### TASK STATEMENT
In your copy, include no images, and write out every entry below exactly as it stands.

[Collection entries]
------------------------------------

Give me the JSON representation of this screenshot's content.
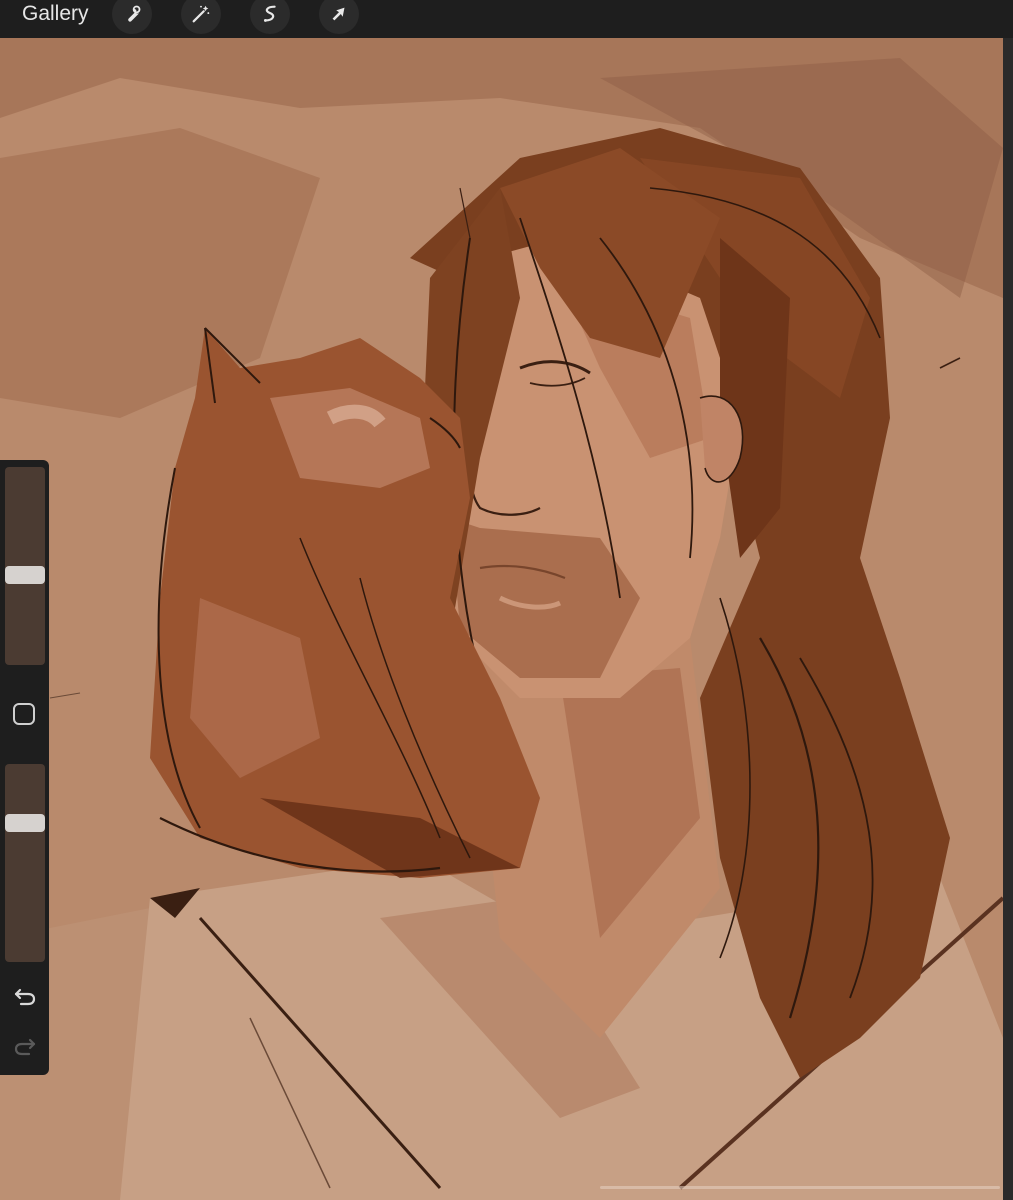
{
  "toolbar": {
    "gallery_label": "Gallery",
    "tools": [
      "wrench-icon",
      "magic-wand-icon",
      "selection-icon",
      "transform-arrow-icon"
    ]
  },
  "sidebar": {
    "brush_size": 0.45,
    "opacity": 0.72,
    "buttons": [
      "modify-square",
      "undo-icon",
      "redo-icon"
    ]
  },
  "colors": {
    "toolbar_bg": "#1e1e1e",
    "canvas_bg": "#b98a6c",
    "hair": "#7a3f1f",
    "skin": "#c99272",
    "cat": "#9a5430",
    "ink": "#3a1f12"
  }
}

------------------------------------

### WRITTEN ANSWER
Give me the JSON representation of this screenshot's content.
{
  "toolbar": {
    "gallery_label": "Gallery",
    "tools": [
      "wrench-icon",
      "magic-wand-icon",
      "selection-icon",
      "transform-arrow-icon"
    ]
  },
  "sidebar": {
    "brush_size": 0.45,
    "opacity": 0.72,
    "buttons": [
      "modify-square",
      "undo-icon",
      "redo-icon"
    ]
  },
  "colors": {
    "toolbar_bg": "#1e1e1e",
    "canvas_bg": "#b98a6c",
    "hair": "#7a3f1f",
    "skin": "#c99272",
    "cat": "#9a5430",
    "ink": "#3a1f12"
  }
}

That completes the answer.